Using the records below, find every line that includes "this" and copy it.

Saved entries:
◆ ◆ ◆ ◆ ◆
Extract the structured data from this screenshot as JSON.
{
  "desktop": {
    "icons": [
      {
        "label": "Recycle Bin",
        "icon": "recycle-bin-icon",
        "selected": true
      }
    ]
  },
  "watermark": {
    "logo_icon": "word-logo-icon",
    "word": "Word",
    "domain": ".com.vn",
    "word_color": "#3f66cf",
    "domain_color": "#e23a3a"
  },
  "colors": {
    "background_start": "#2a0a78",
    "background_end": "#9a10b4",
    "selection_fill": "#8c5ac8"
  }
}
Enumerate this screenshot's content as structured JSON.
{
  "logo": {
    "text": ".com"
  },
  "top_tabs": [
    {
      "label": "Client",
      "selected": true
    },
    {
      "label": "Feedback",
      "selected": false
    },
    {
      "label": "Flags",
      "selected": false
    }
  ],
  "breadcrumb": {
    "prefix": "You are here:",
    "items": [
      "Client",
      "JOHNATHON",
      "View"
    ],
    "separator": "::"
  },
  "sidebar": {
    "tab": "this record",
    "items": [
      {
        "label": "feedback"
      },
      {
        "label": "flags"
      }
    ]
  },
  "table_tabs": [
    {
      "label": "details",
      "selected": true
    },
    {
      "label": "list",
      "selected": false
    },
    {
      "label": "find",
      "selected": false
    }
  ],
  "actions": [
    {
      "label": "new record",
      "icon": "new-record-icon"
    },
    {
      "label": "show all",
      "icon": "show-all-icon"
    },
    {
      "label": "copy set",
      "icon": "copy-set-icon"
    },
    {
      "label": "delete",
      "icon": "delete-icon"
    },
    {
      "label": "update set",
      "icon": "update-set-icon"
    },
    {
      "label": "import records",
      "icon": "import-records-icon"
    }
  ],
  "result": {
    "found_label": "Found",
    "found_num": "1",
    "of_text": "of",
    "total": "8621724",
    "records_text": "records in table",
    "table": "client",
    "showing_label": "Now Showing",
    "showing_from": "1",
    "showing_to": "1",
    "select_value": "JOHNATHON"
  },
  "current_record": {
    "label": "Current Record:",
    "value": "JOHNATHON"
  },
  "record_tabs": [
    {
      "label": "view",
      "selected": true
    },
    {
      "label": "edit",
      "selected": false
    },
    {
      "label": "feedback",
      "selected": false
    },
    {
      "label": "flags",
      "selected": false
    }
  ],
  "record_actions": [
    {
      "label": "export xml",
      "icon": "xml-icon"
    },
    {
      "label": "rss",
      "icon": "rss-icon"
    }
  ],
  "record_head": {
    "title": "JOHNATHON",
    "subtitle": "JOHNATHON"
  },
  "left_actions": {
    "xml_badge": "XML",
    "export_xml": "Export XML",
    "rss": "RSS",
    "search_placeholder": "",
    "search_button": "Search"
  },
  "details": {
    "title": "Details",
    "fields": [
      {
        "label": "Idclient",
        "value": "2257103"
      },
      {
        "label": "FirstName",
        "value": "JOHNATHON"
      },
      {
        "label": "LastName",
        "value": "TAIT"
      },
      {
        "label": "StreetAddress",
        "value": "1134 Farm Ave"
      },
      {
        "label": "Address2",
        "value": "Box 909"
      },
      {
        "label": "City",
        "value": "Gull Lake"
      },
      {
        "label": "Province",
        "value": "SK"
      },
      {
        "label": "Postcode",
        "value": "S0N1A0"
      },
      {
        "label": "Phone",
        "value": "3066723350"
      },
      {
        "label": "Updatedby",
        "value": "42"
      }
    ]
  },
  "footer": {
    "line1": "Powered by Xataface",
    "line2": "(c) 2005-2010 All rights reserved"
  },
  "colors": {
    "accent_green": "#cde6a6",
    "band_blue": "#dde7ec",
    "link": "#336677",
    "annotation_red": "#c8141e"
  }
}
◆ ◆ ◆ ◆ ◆
RESULT:
Extract the structured data from this screenshot as JSON.
Enumerate this screenshot's content as structured JSON.
    "tab": "this record",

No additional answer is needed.